By Jesse Robitaille
An advanced collector exploring the field of numismatics must understand the importance of using high-quality tools and supplies.
This according to François Rufiange, president of Québec’s l’Association des collectionneurs de monnaie du Grand-Levis and long-time numismatic educator. He has hosted more than a dozen coin grading workshops and assorted numismatic seminars throughout his 20 years in the hobby. He says he’s teaching “critical” numismatic lessons, the results of which are often alarming.
“To me, it’s important to use tools,” said Rufiange. “A tool is better than no tool, and of course, it’s best to use good tools.”
He offers a succinct example: using a 2×2 coin holder is better than throwing coins into a tin can, and using a PVC-free coin slab is better yet.
“You collect the coin and you become a personal curator. You want to take care of those things and retain or increase the value; you’ve stopped the wear and the elements from attacking the coin, but now you have to make sure it stays that way.”
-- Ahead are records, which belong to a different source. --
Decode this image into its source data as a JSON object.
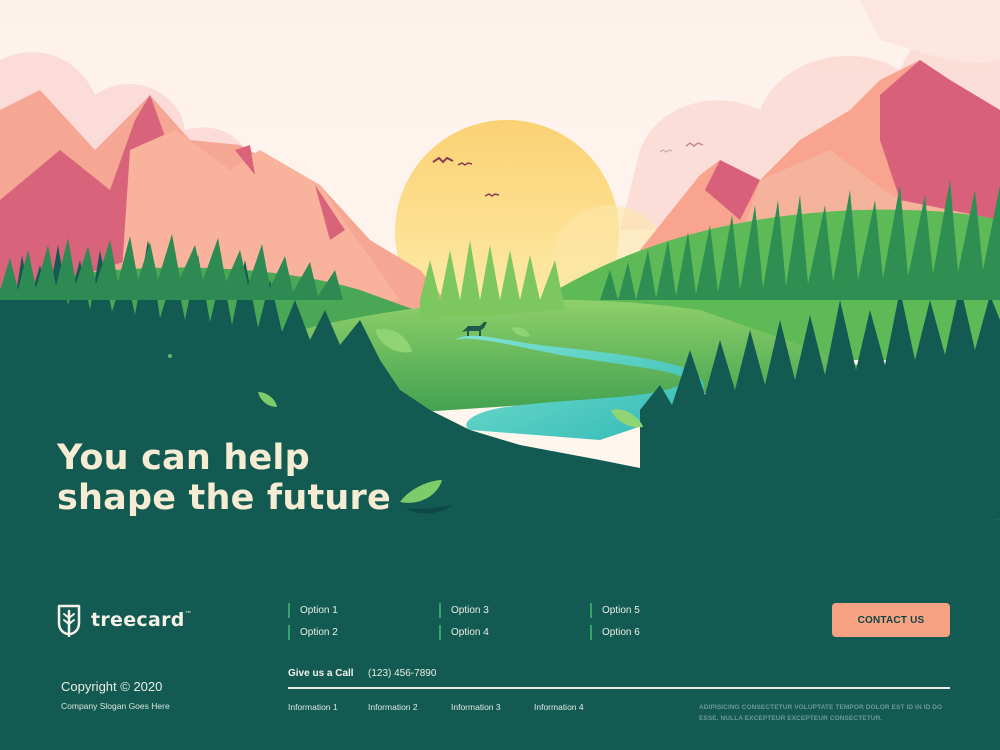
{
  "hero": {
    "headline_line1": "You can help",
    "headline_line2": "shape the future"
  },
  "brand": {
    "name": "treecard",
    "trademark": "™",
    "logo_icon": "tree-leaf-icon"
  },
  "nav": {
    "options": [
      "Option 1",
      "Option 2",
      "Option 3",
      "Option 4",
      "Option 5",
      "Option 6"
    ]
  },
  "cta": {
    "label": "CONTACT US"
  },
  "footer": {
    "copyright": "Copyright © 2020",
    "slogan": "Company Slogan Goes Here",
    "call_label": "Give us a Call",
    "phone": "(123) 456-7890",
    "info_links": [
      "Information 1",
      "Information 2",
      "Information 3",
      "Information 4"
    ],
    "legal_text": "ADIPISICING CONSECTETUR VOLUPTATE TEMPOR DOLOR EST ID IN ID DO ESSE. NULLA EXCEPTEUR EXCEPTEUR CONSECTETUR."
  },
  "colors": {
    "background": "#10504f",
    "accent": "#f7a283",
    "headline": "#f6ecd3",
    "option_marker": "#36a46a"
  }
}
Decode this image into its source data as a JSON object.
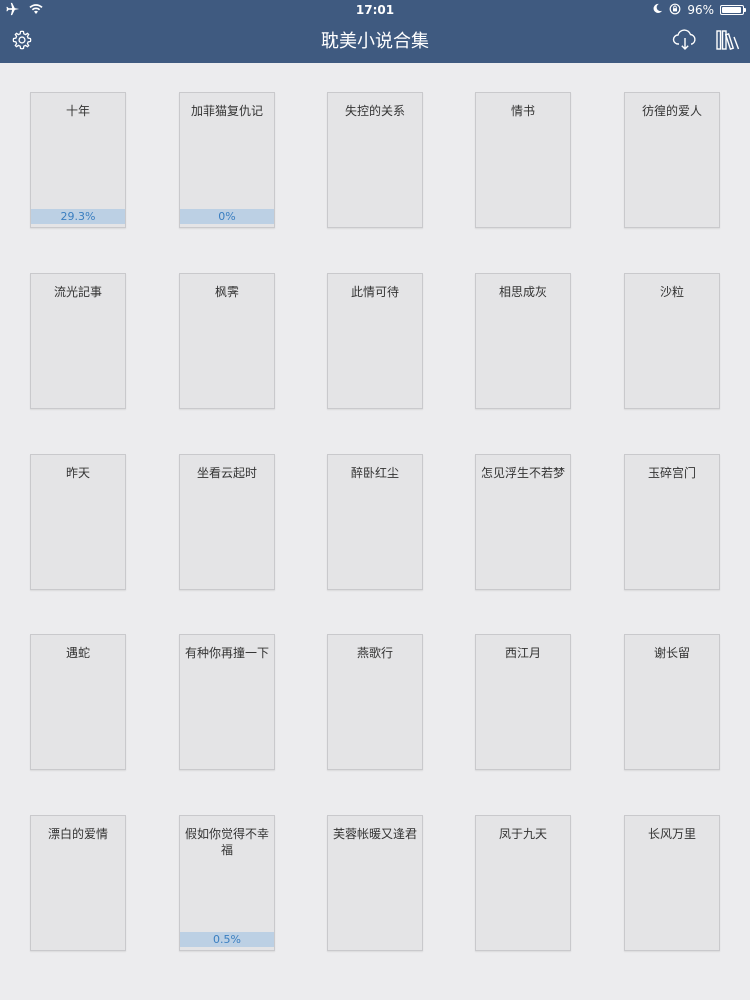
{
  "status_bar": {
    "time": "17:01",
    "battery_percent": "96%",
    "battery_level": 0.96,
    "icons": [
      "airplane-icon",
      "wifi-icon",
      "moon-icon",
      "rotation-lock-icon",
      "battery-icon"
    ]
  },
  "nav_bar": {
    "title": "耽美小说合集",
    "left_icon": "gear-icon",
    "right_icons": [
      "cloud-download-icon",
      "bookshelf-icon"
    ],
    "background_color": "#3f5a80"
  },
  "books": [
    {
      "title": "十年",
      "progress": "29.3%"
    },
    {
      "title": "加菲猫复仇记",
      "progress": "0%"
    },
    {
      "title": "失控的关系"
    },
    {
      "title": "情书"
    },
    {
      "title": "彷徨的爱人"
    },
    {
      "title": "流光記事"
    },
    {
      "title": "枫霁"
    },
    {
      "title": "此情可待"
    },
    {
      "title": "相思成灰"
    },
    {
      "title": "沙粒"
    },
    {
      "title": "昨天"
    },
    {
      "title": "坐看云起时"
    },
    {
      "title": "醉卧红尘"
    },
    {
      "title": "怎见浮生不若梦"
    },
    {
      "title": "玉碎宫门"
    },
    {
      "title": "遇蛇"
    },
    {
      "title": "有种你再撞一下"
    },
    {
      "title": "燕歌行"
    },
    {
      "title": "西江月"
    },
    {
      "title": "谢长留"
    },
    {
      "title": "漂白的爱情"
    },
    {
      "title": "假如你觉得不幸福",
      "progress": "0.5%"
    },
    {
      "title": "芙蓉帐暖又逢君"
    },
    {
      "title": "凤于九天"
    },
    {
      "title": "长风万里"
    }
  ]
}
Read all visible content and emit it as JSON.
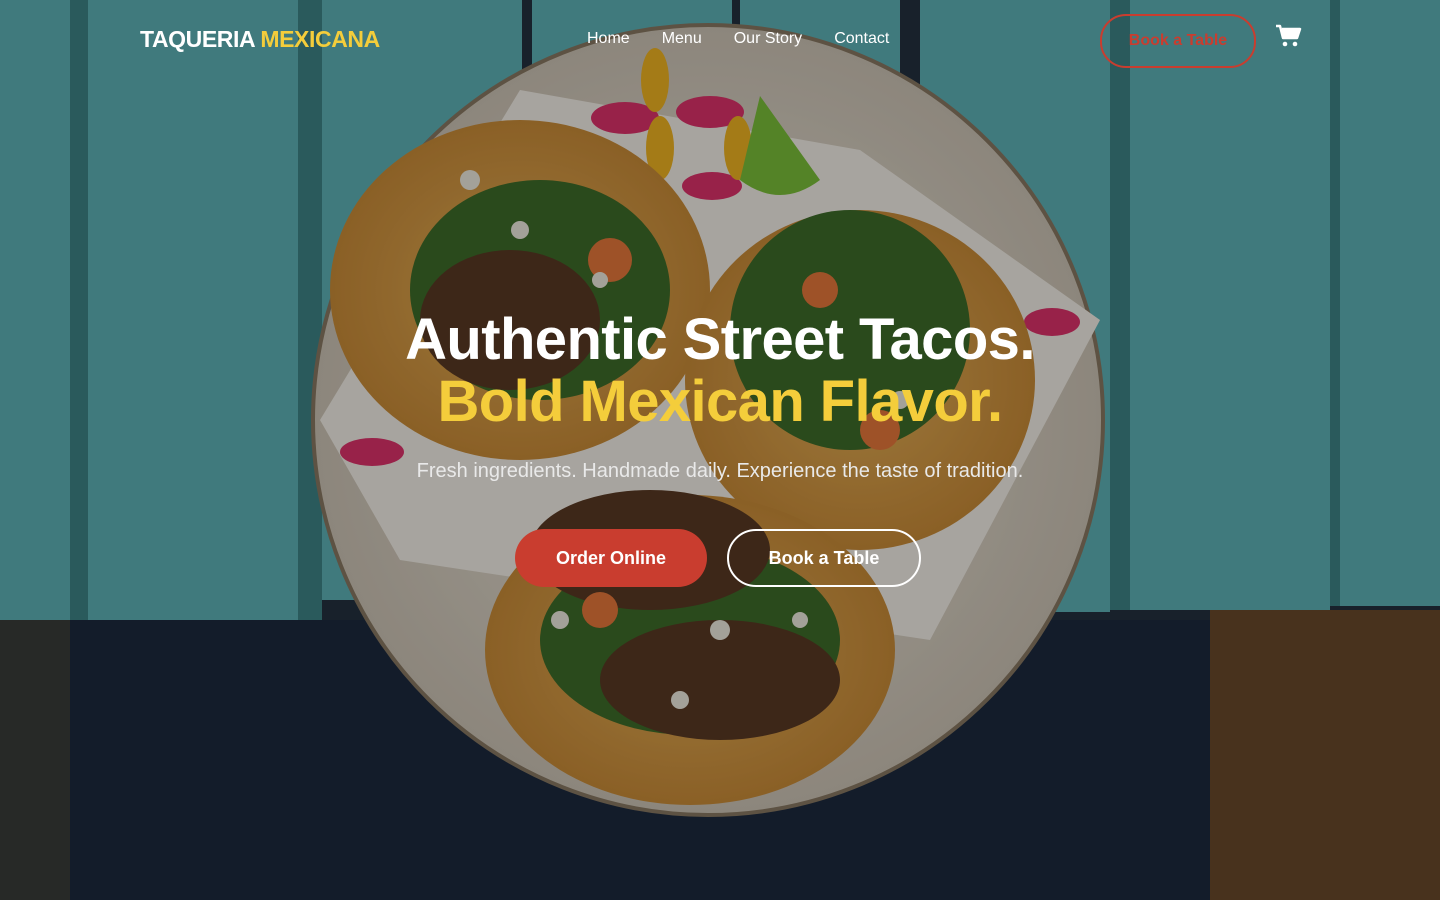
{
  "brand": {
    "part1": "TAQUERIA",
    "part2": "MEXICANA"
  },
  "nav": {
    "links": [
      "Home",
      "Menu",
      "Our Story",
      "Contact"
    ],
    "book_label": "Book a Table"
  },
  "hero": {
    "line1": "Authentic Street Tacos.",
    "line2": "Bold Mexican Flavor.",
    "subtitle": "Fresh ingredients. Handmade daily. Experience the taste of tradition.",
    "primary_cta": "Order Online",
    "secondary_cta": "Book a Table"
  },
  "icons": {
    "cart": "shopping-cart-icon"
  },
  "colors": {
    "accent_yellow": "#f4cd3b",
    "accent_red": "#c93d2f",
    "table_teal": "#5fb4b8"
  }
}
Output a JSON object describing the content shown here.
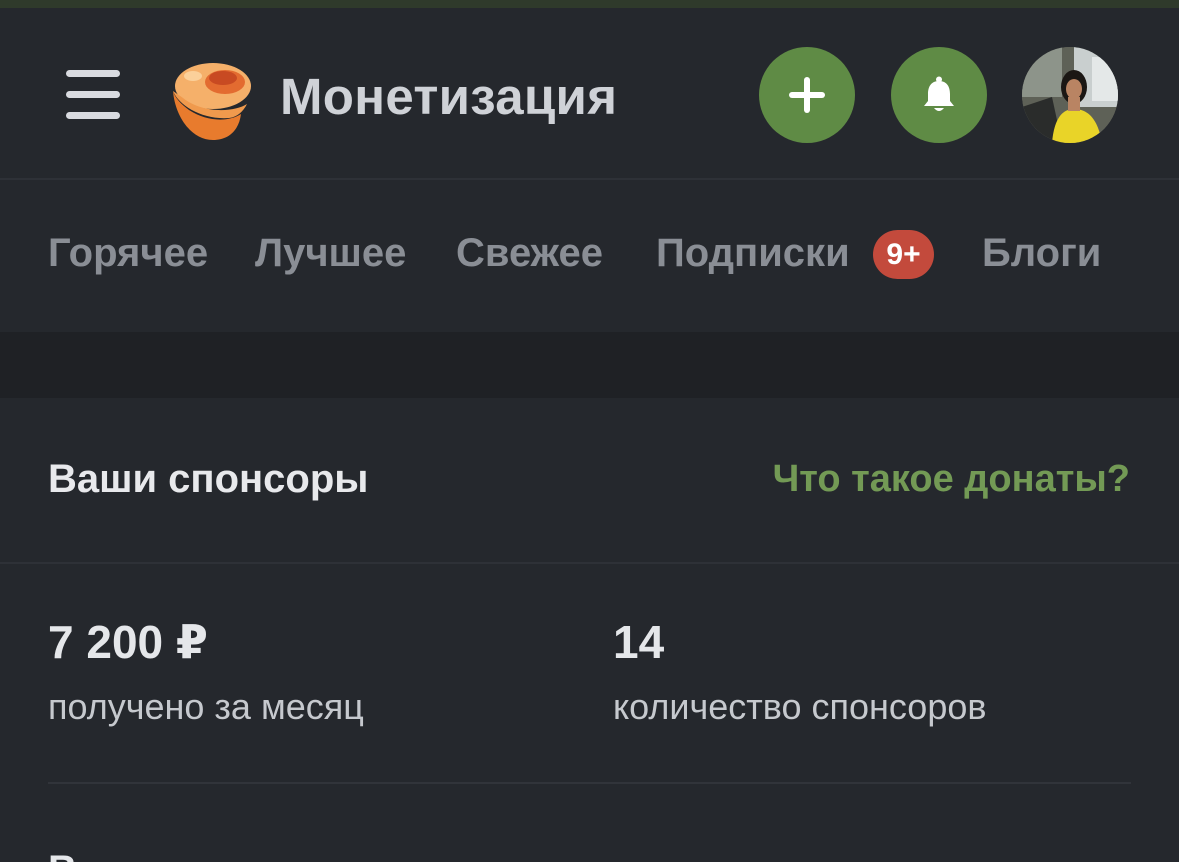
{
  "header": {
    "title": "Монетизация",
    "menu_icon": "hamburger-menu-icon",
    "logo_icon": "pikabu-logo-icon",
    "add_icon": "plus-icon",
    "bell_icon": "bell-icon",
    "accent_color": "#5f8b45"
  },
  "tabs": [
    {
      "label": "Горячее"
    },
    {
      "label": "Лучшее"
    },
    {
      "label": "Свежее"
    },
    {
      "label": "Подписки",
      "badge": "9+"
    },
    {
      "label": "Блоги"
    }
  ],
  "section": {
    "title": "Ваши спонсоры",
    "link": "Что такое донаты?"
  },
  "stats": {
    "received": {
      "value": "7 200 ₽",
      "label": "получено за месяц"
    },
    "sponsors": {
      "value": "14",
      "label": "количество спонсоров"
    }
  },
  "footer": {
    "cut_text": "В"
  }
}
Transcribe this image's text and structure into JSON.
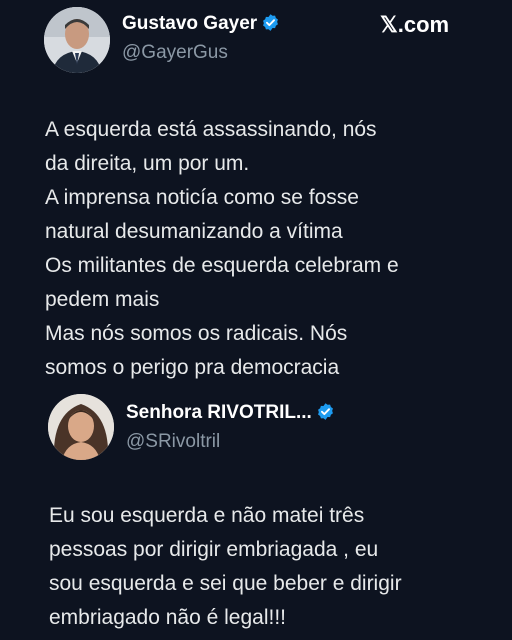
{
  "brand": {
    "label": "𝕏.com"
  },
  "tweet": {
    "author_name": "Gustavo Gayer",
    "author_handle": "@GayerGus",
    "lines": [
      "A esquerda está assassinando, nós",
      "da direita, um por um.",
      "A imprensa noticía como se fosse",
      "natural desumanizando a vítima",
      "Os militantes de esquerda celebram e",
      "pedem mais",
      "Mas nós somos os radicais. Nós",
      "somos o perigo pra democracia"
    ]
  },
  "reply": {
    "author_name": "Senhora RIVOTRIL...",
    "author_handle": "@SRivoltril",
    "lines": [
      "Eu sou esquerda e não matei três",
      "pessoas por dirigir embriagada , eu",
      "sou esquerda e sei que beber e dirigir",
      "embriagado não é legal!!!"
    ]
  },
  "colors": {
    "background": "#0d1320",
    "verified_badge": "#1d9bf0",
    "handle_text": "#8b98a5"
  }
}
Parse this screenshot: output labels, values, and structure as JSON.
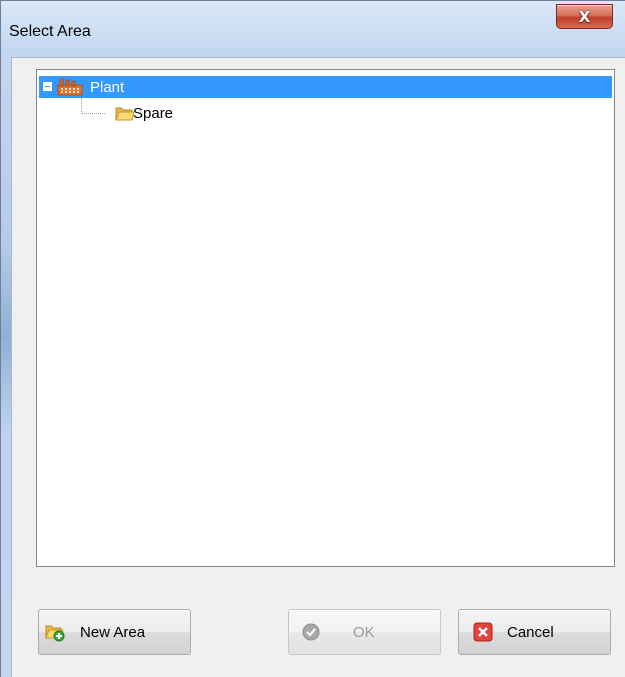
{
  "window": {
    "title": "Select Area",
    "close_glyph": "X"
  },
  "tree": {
    "root": {
      "label": "Plant",
      "icon": "factory-icon",
      "selected": true,
      "expanded": true
    },
    "children": [
      {
        "label": "Spare",
        "icon": "folder-icon"
      }
    ]
  },
  "buttons": {
    "new_area": {
      "label": "New Area",
      "icon": "new-folder-icon",
      "enabled": true
    },
    "ok": {
      "label": "OK",
      "icon": "check-icon",
      "enabled": false
    },
    "cancel": {
      "label": "Cancel",
      "icon": "cancel-x-icon",
      "enabled": true
    }
  },
  "colors": {
    "selection": "#3399ff",
    "close_button": "#c0402a"
  }
}
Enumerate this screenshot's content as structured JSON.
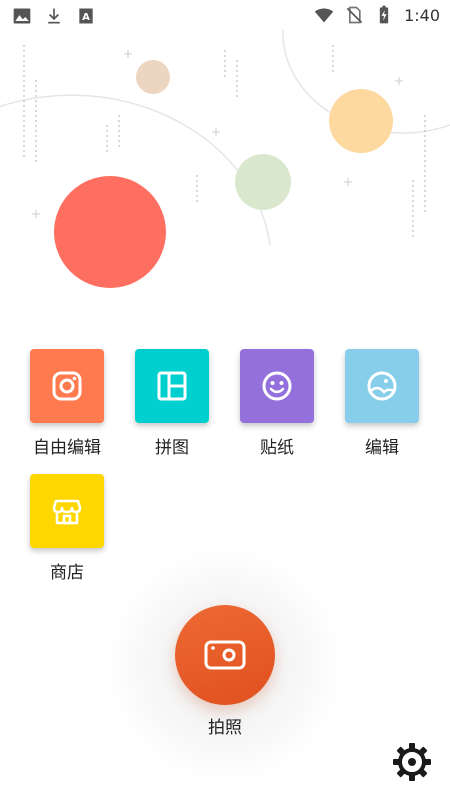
{
  "status_bar": {
    "time": "1:40",
    "left_icons": [
      "image-icon",
      "download-icon",
      "translate-icon"
    ],
    "right_icons": [
      "wifi-icon",
      "no-sim-icon",
      "battery-charging-icon"
    ]
  },
  "colors": {
    "free_edit": "#ff7b4f",
    "collage": "#00cfcf",
    "sticker": "#9370db",
    "edit": "#87ceeb",
    "store": "#ffd700",
    "capture": "#e9592a",
    "deco_red": "#ff6f61",
    "deco_orange": "#fdd9a0",
    "deco_green": "#d9e8cc",
    "deco_tan": "#ecd6c2"
  },
  "tools": [
    {
      "label": "自由编辑",
      "icon": "instagram-camera-icon"
    },
    {
      "label": "拼图",
      "icon": "collage-grid-icon"
    },
    {
      "label": "贴纸",
      "icon": "smiley-sticker-icon"
    },
    {
      "label": "编辑",
      "icon": "photo-edit-icon"
    },
    {
      "label": "商店",
      "icon": "store-icon"
    }
  ],
  "capture": {
    "label": "拍照",
    "icon": "camera-icon"
  },
  "settings": {
    "icon": "gear-icon"
  }
}
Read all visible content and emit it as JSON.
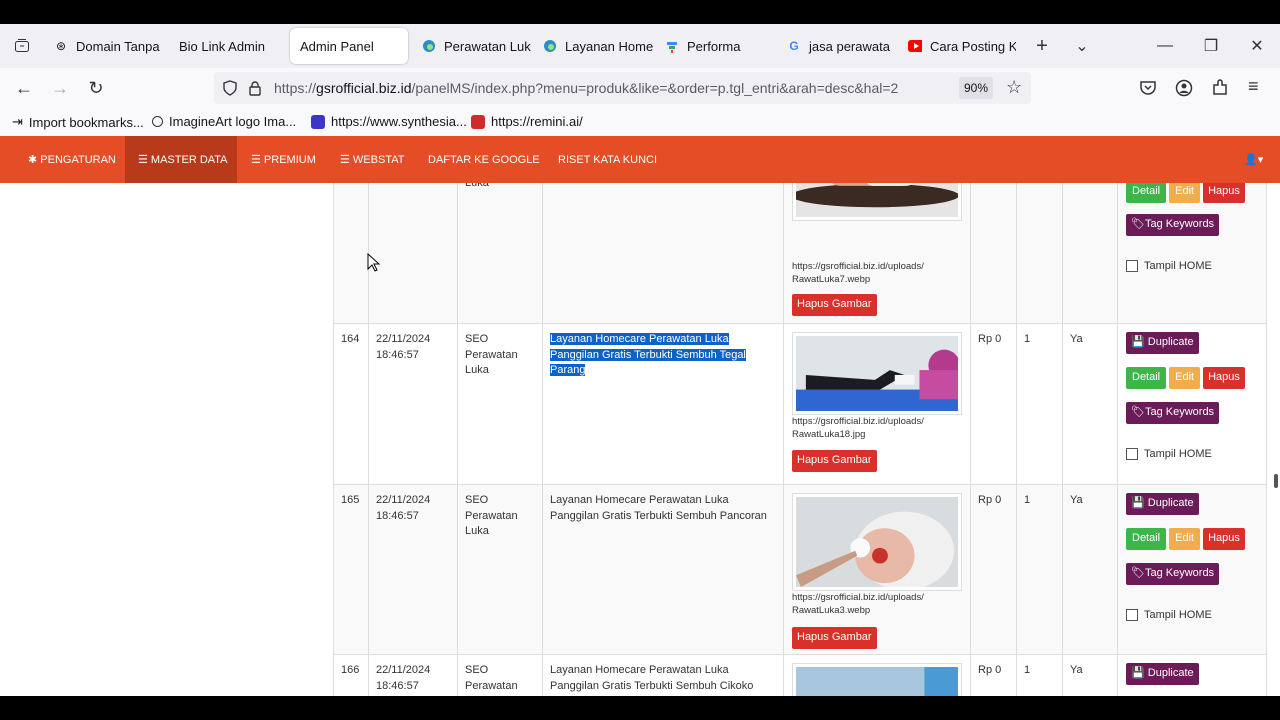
{
  "tabs": [
    {
      "label": "Domain Tanpa",
      "icon": "openai-icon"
    },
    {
      "label": "Bio Link Admin",
      "icon": ""
    },
    {
      "label": "Admin Panel",
      "icon": "",
      "active": true
    },
    {
      "label": "Perawatan Luk",
      "icon": "edge-icon"
    },
    {
      "label": "Layanan Home",
      "icon": "edge-icon"
    },
    {
      "label": "Performa",
      "icon": "search-console-icon"
    },
    {
      "label": "jasa perawata",
      "icon": "google-icon"
    },
    {
      "label": "Cara Posting K",
      "icon": "youtube-icon"
    }
  ],
  "address": {
    "prefix": "https://",
    "domain": "gsrofficial.biz.id",
    "path": "/panelMS/index.php?menu=produk&like=&order=p.tgl_entri&arah=desc&hal=2",
    "zoom": "90%"
  },
  "bookmarks": [
    "Import bookmarks...",
    "ImagineArt logo Ima...",
    "https://www.synthesia...",
    "https://remini.ai/"
  ],
  "menu": [
    "PENGATURAN",
    "MASTER DATA",
    "PREMIUM",
    "WEBSTAT",
    "DAFTAR KE GOOGLE",
    "RISET KATA KUNCI"
  ],
  "rows": [
    {
      "no": "",
      "date": "",
      "time": "",
      "cat": "Luka",
      "title": "",
      "path1": "https://gsrofficial.biz.id/uploads/",
      "path2": "RawatLuka7.webp",
      "price": "",
      "qty": "",
      "status": ""
    },
    {
      "no": "164",
      "date": "22/11/2024",
      "time": "18:46:57",
      "cat": "SEO Perawatan Luka",
      "title": "Layanan Homecare Perawatan Luka Panggilan Gratis Terbukti Sembuh Tegal Parang",
      "path1": "https://gsrofficial.biz.id/uploads/",
      "path2": "RawatLuka18.jpg",
      "price": "Rp 0",
      "qty": "1",
      "status": "Ya"
    },
    {
      "no": "165",
      "date": "22/11/2024",
      "time": "18:46:57",
      "cat": "SEO Perawatan Luka",
      "title": "Layanan Homecare Perawatan Luka Panggilan Gratis Terbukti Sembuh Pancoran",
      "path1": "https://gsrofficial.biz.id/uploads/",
      "path2": "RawatLuka3.webp",
      "price": "Rp 0",
      "qty": "1",
      "status": "Ya"
    },
    {
      "no": "166",
      "date": "22/11/2024",
      "time": "18:46:57",
      "cat": "SEO Perawatan",
      "title": "Layanan Homecare Perawatan Luka Panggilan Gratis Terbukti Sembuh Cikoko",
      "price": "Rp 0",
      "qty": "1",
      "status": "Ya"
    }
  ],
  "actions": {
    "duplicate": "Duplicate",
    "detail": "Detail",
    "edit": "Edit",
    "hapus": "Hapus",
    "tag": "Tag Keywords",
    "tampil": "Tampil HOME",
    "hapus_gambar": "Hapus Gambar"
  }
}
Alas, one day you will part with your collection, but until that time it’s important to maintain proper care.
“You would probably take better care of it then if it was to circulate, but you have to be careful with how you do it.”
If you’re buying an investment, you want to make a good purchase.
“When you buy a coin for $10, is it actually worth $10, or is it worth $5, $2, $1 or 50 cents? You want to make sure you buy what you want to buy and you get what you’re paying for,” said Rufiange, who added there are many surprises in this hobby.
“You come home in your little area – wherever you set up in your home to play with your coins, – and you find out under the proper lighting conditions, let’s say, this coin has been cleaned. There are clean marks you didn’t see at the show,” he said.
“You got screwed, and that’s what you want to avoid.”
Rufiange said he has been there many times.
“How many collectors do you see out there at a show without a loupe? They buy it without even looking at the freaking thing.”
In his experience, collectors buy coins and become so excited they place it into an album, where it could remain for more than a decade.
“Then – after they have more experience, more tools – they look and they say, ‘What did I do?’ They see $350 written down and realize it’s only worth half that value because they missed something,” said Rufiange, who added this is a common mistake.
In fact, he once purchased a “beautiful” banknote – a $50 Scenes of Canada note depicting the Royal Canadian Mounted Police – which was sold to him in Uncirculated condition.
“I bought it – spent about $150 – and I was so happy, I put it right in my album. Ten years later my friends wanted to see it, so I showed it to them; but then after, seeing it on my desk – and having acquired more experience, and exponentially so – I just took the note and slid it out of the mylar envelope, and I smelled it.”
The smell test is something all serious notaphilists will learn with experience.
“If the note has been cleaned or treated, there are always traces of ammonia,” he said, adding his once beloved $50 Scenes of Canada note “stunk of ammonia.”
Upon further inspection, he discovered the note had been pressed, dropping it down to a grade of Very Fine.
“It was down to about $50,” he said. “You make these mistakes when you’re a beginner collector.”
Rufiange said coin clubs are incredible resources for information in this often-lacking area of the hobby.
“This knowledge (of supplies and tools) isn’t available because the dealers aren’t too keen on that; they prefer to sell to not-very-knowledgable collectors,” said Rufiange. “They don’t promote teaching very much, and a lot of collectors don’t go to coin clubs, where they could learn something.”
Again, he knows from experience: Rufiange was a collector for eight years before he finally decided to attend a coin meeting in Ottawa.
“Did I ever regret not going before then,” he said, estimating upwards of 70 per cent of collectors miss out on this golden opportunity offered by coin clubs.
And while many collectors don’t regularly attend club meetings, more still would prefer to spend their budget on acquiring material rather than tools and supplies.
“They will make a mistake,” Rufiange said. “It’s bound to happen. It happens to every collector, and sometimes it could be a very extensive mistake.”